Or rather, what in the world goes on when a writer for almost any type of publication - whether mainstream or not - writes about anything that remotely touches on science?

Often times what comes out instead is "science," a stream of misapplied, poorly understood concepts. Maybe it’s writing for deadlines, or maybe it’s just the overall scientific illiteracy that grips many, but there is no doubt that the world needs more reporters that know the very basic scientific ideas. Otherwise we are all faced with an every growing body of articles and blog posts that will only reinforce the already shaky scientific foundation that many apparently have. (I have already noted recent media errors in articles on friction and gravity.)

My latest gripe? The May 12, 2008 issue of Newsweek contains a very positive article about students at MIT trying to lower energy costs wherever "energy hogs" exist, with a major hog - your typical vending machine - one of the main targets of their energy-waster-busters attention. Unfortunately, the amount of energy consumed by an average vending machine is incorrectly stated. According to Newsweek "The average soda dispenser consumes 3,500 kilowatts a year." As anyone who actually pays utilities should know, a kilowatt is a rate of energy use (it’s 1000’s of joules/sec). The actual unit of energy used is then found by multiplying the Rate of energy use x running time, i.e. the kilowatt-hour (kW-hr). One kW-hr is the amount of energy used by a device running at a rate of 1 kW for 1 hour. This energy amount is typically how your electric bill is determined by the electric company that services your home. The price per kw-hr will vary depending on the area of the country, the source of the electric company’s energy, and time of year. Current rates for my area are approximately 17cents/kw-hr.

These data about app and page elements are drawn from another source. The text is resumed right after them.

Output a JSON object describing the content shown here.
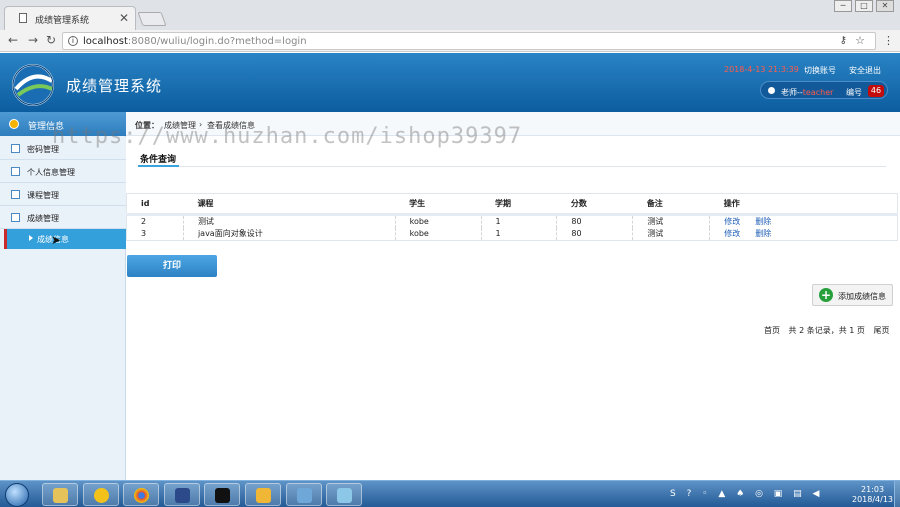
{
  "browser": {
    "tab_title": "成绩管理系统",
    "tab_close": "✕",
    "url_host": "localhost",
    "url_rest": ":8080/wuliu/login.do?method=login",
    "nav_back": "←",
    "nav_forward": "→",
    "nav_reload": "↻",
    "key_icon": "⚷",
    "star_icon": "☆",
    "menu_icon": "⋮",
    "win_min": "─",
    "win_max": "□",
    "win_close": "✕"
  },
  "header": {
    "title": "成绩管理系统",
    "datetime": "2018-4-13 21:3:39",
    "switch_account": "切换账号",
    "logout": "安全退出",
    "user_role": "老师--",
    "user_name": "teacher",
    "id_label": "编号",
    "id_value": "46"
  },
  "sidebar": {
    "header": "管理信息",
    "items": [
      {
        "label": "密码管理"
      },
      {
        "label": "个人信息管理"
      },
      {
        "label": "课程管理"
      },
      {
        "label": "成绩管理"
      }
    ],
    "sub_item": "成绩信息"
  },
  "breadcrumb": {
    "prefix": "位置：",
    "level1": "成绩管理",
    "sep": "›",
    "level2": "查看成绩信息"
  },
  "query": {
    "tab": "条件查询"
  },
  "table": {
    "columns": [
      "id",
      "课程",
      "学生",
      "学期",
      "分数",
      "备注",
      "操作"
    ],
    "rows": [
      {
        "id": "2",
        "course": "测试",
        "student": "kobe",
        "term": "1",
        "score": "80",
        "note": "测试",
        "edit": "修改",
        "delete": "删除"
      },
      {
        "id": "3",
        "course": "java面向对象设计",
        "student": "kobe",
        "term": "1",
        "score": "80",
        "note": "测试",
        "edit": "修改",
        "delete": "删除"
      }
    ]
  },
  "actions": {
    "print": "打印",
    "add": "添加成绩信息"
  },
  "pager": {
    "first": "首页",
    "total": "共 2 条记录，共 1 页",
    "last": "尾页"
  },
  "watermark": "https://www.huzhan.com/ishop39397",
  "taskbar": {
    "time": "21:03",
    "date": "2018/4/13",
    "tray": "S ? ◦ ▲ ♠ ◎ ▣ ▤ ◀"
  },
  "colors": {
    "header_blue": "#0c5d9f",
    "accent_blue": "#34a0db",
    "alert_red": "#c30d0d",
    "link_blue": "#1f5fb6",
    "add_green": "#27a03b"
  }
}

Back to MIT. The writer of the Newsweek article clearly meant to say 3,500 kW-hours a year. This is a pretty typical figure for a vending machine, which often run at 400 kW . To see this, calculate the total hours in a year and multiply x 400: 24 x 365 x 400 = 3504 kW-hr. This figure is approximately 4 times the energy use of a basic household refrigerator.

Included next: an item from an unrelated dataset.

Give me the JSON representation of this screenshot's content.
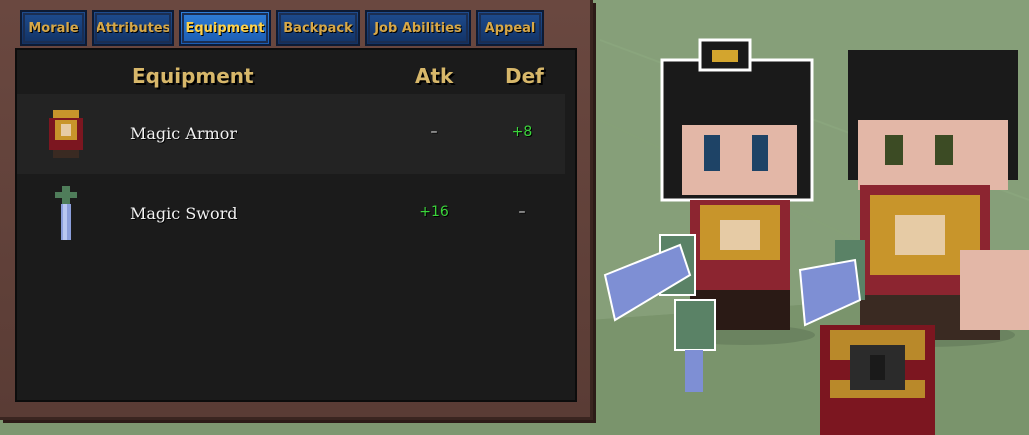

Energy governors that employ motion-sensors to cut vending machine power usage have been around for awhile. Machines throughout Austin , TX, were retro-fitted with these devices back in 2003, with a big realization in energy savings. Then there’s the solar-powered vending machine, with a motor powered by photovoltaics running at 80 W.

So, cutting down your kilowatts and the actual time the machine is running at peak power rating is the best way to get your vending greener.